» **What you need to do**
In the listing below, find each line holding "drones" and copy it.

++++++

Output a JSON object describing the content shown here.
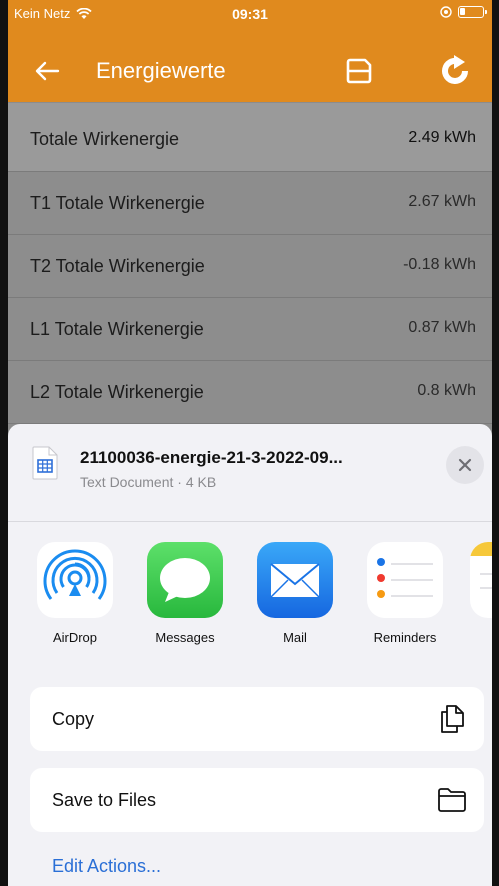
{
  "status": {
    "carrier": "Kein Netz",
    "time": "09:31"
  },
  "nav": {
    "title": "Energiewerte"
  },
  "readings": [
    {
      "label": "Totale Wirkenergie",
      "value": "2.49 kWh"
    },
    {
      "label": "T1 Totale Wirkenergie",
      "value": "2.67 kWh"
    },
    {
      "label": "T2 Totale Wirkenergie",
      "value": "-0.18 kWh"
    },
    {
      "label": "L1 Totale Wirkenergie",
      "value": "0.87 kWh"
    },
    {
      "label": "L2 Totale Wirkenergie",
      "value": "0.8 kWh"
    }
  ],
  "share": {
    "file_name": "21100036-energie-21-3-2022-09...",
    "file_meta": "Text Document · 4 KB",
    "apps": [
      {
        "name": "AirDrop",
        "icon": "airdrop-icon"
      },
      {
        "name": "Messages",
        "icon": "messages-icon"
      },
      {
        "name": "Mail",
        "icon": "mail-icon"
      },
      {
        "name": "Reminders",
        "icon": "reminders-icon"
      }
    ],
    "actions": [
      {
        "label": "Copy",
        "icon": "copy-icon"
      },
      {
        "label": "Save to Files",
        "icon": "folder-icon"
      }
    ],
    "edit_actions": "Edit Actions..."
  },
  "colors": {
    "accent": "#e08a1e",
    "link": "#2a6fd6"
  }
}
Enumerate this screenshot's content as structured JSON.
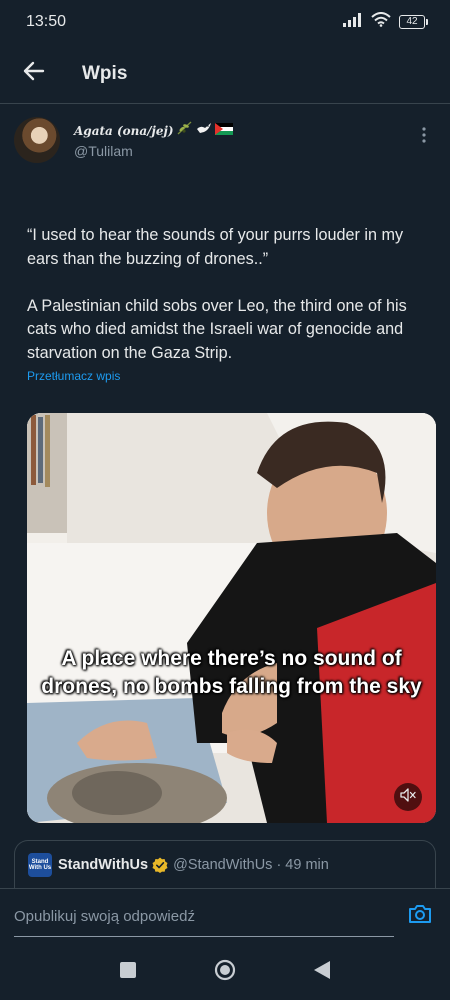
{
  "status_bar": {
    "time": "13:50",
    "battery": "42",
    "icons": [
      "signal-icon",
      "wifi-icon",
      "battery-icon"
    ]
  },
  "header": {
    "title": "Wpis",
    "back_icon": "arrow-left-icon"
  },
  "tweet": {
    "author": {
      "display_name": "Agata (ona/jej)",
      "emoji": [
        "olive-branch",
        "dove",
        "palestine-flag"
      ],
      "handle": "@Tulilam"
    },
    "text": "“I used to hear the sounds of your purrs louder in my ears than the buzzing of drones..”\n\nA Palestinian child sobs over Leo, the third one of his cats who died amidst the Israeli war of genocide and starvation on the Gaza Strip.",
    "translate_label": "Przetłumacz wpis",
    "video": {
      "caption": "A place where there’s no sound of drones, no bombs falling from the sky",
      "muted": true
    },
    "quote": {
      "avatar_text": "Stand With Us",
      "name": "StandWithUs",
      "verified": true,
      "handle": "@StandWithUs",
      "separator": "·",
      "time": "49 min"
    }
  },
  "reply": {
    "placeholder": "Opublikuj swoją odpowiedź"
  },
  "colors": {
    "background": "#15202b",
    "text": "#e7e9ea",
    "secondary": "#8b98a5",
    "accent": "#1d9bf0",
    "border": "#38444d"
  }
}
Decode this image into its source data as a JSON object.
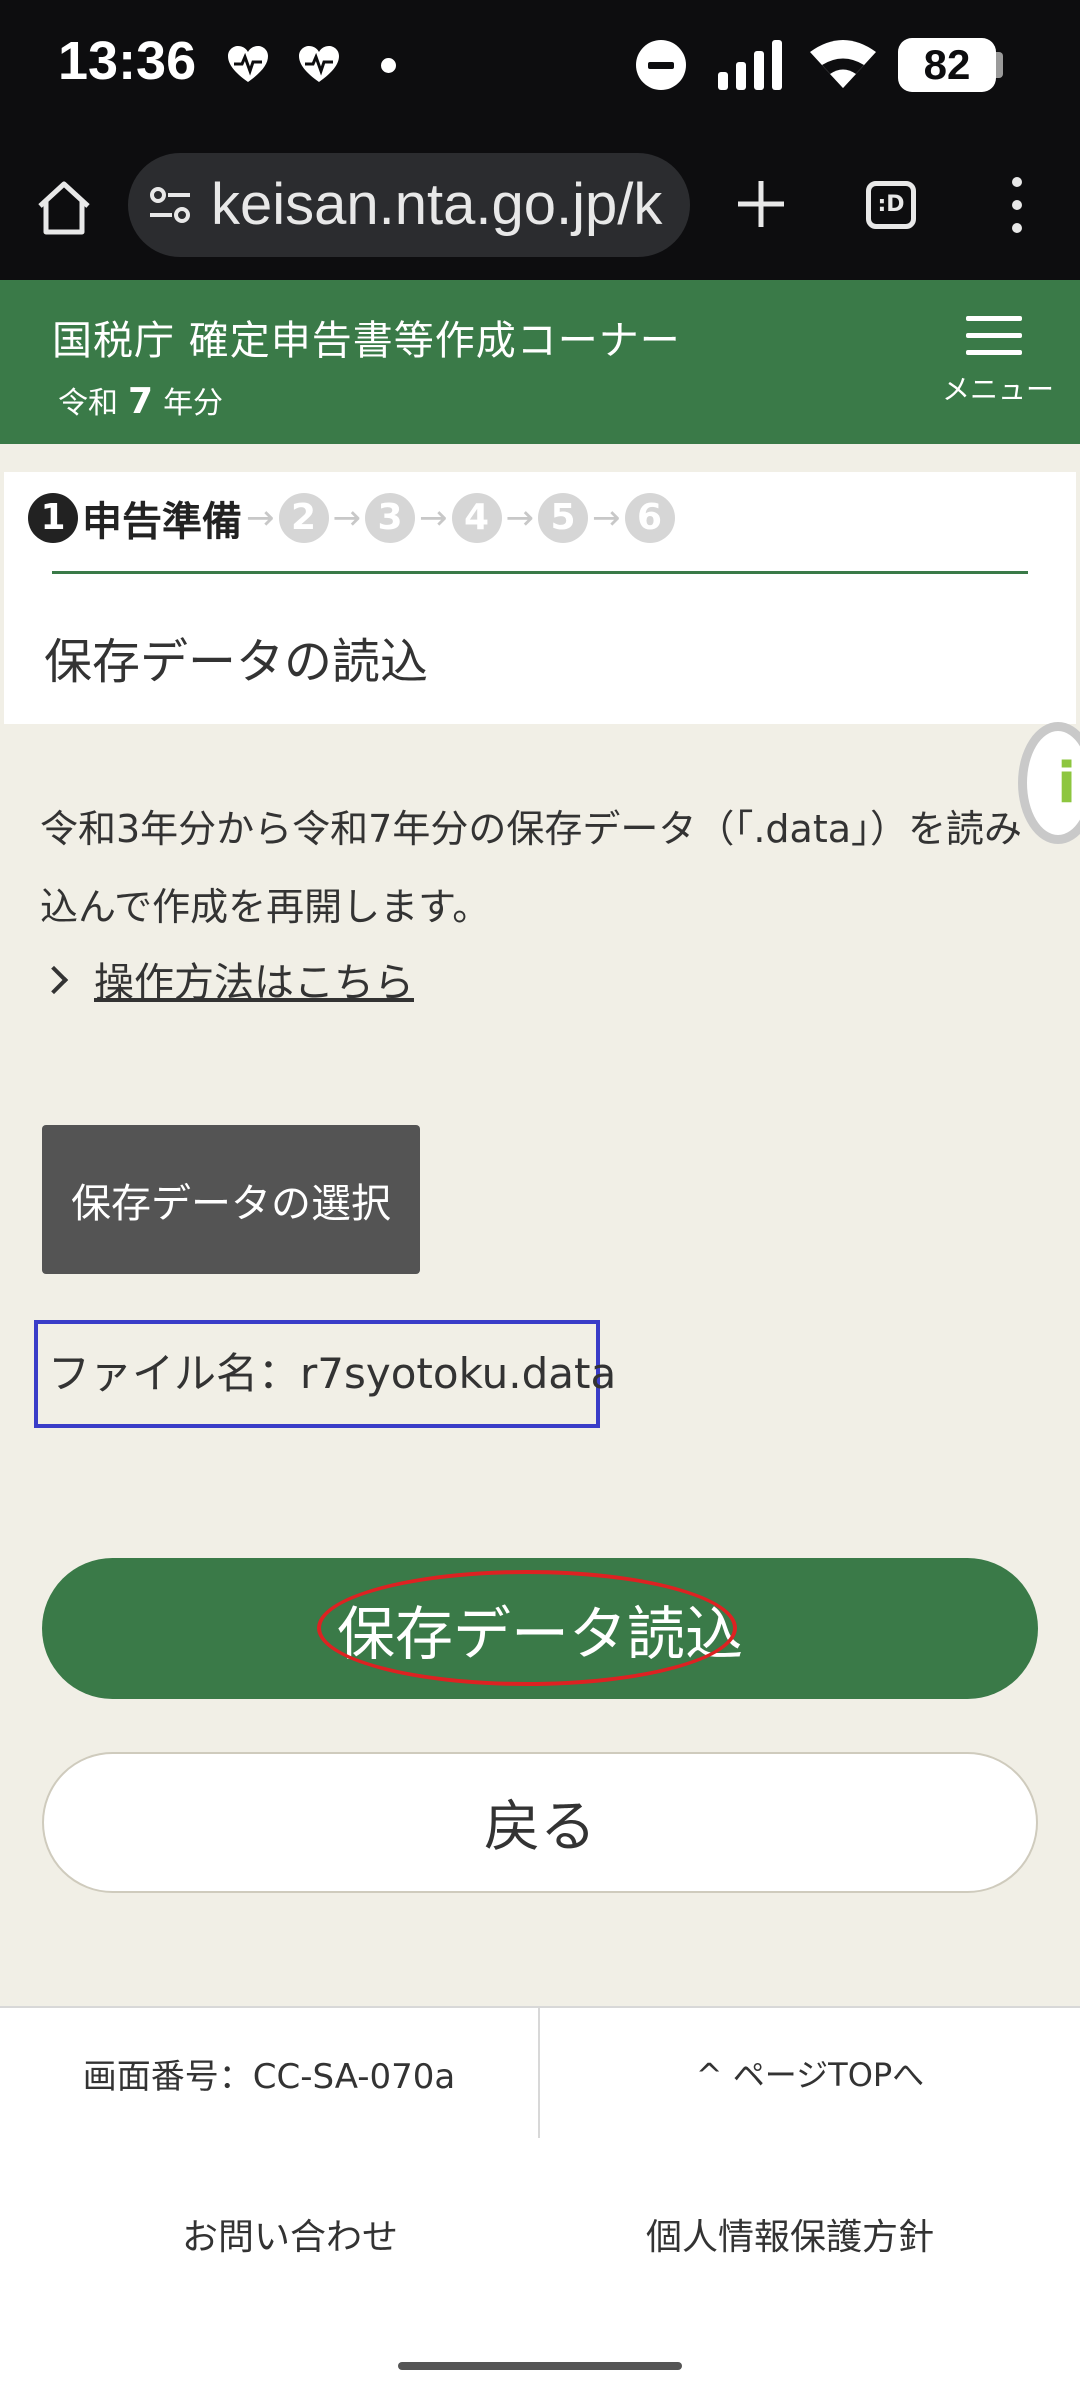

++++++

» **Exercise response**
    "text": "“I used to hear the sounds of your purrs louder in my ears than the buzzing of drones..”\n\nA Palestinian child sobs over Leo, the third one of his cats who died amidst the Israeli war of genocide and starvation on the Gaza Strip.",
      "caption": "A place where there’s no sound of drones, no bombs falling from the sky",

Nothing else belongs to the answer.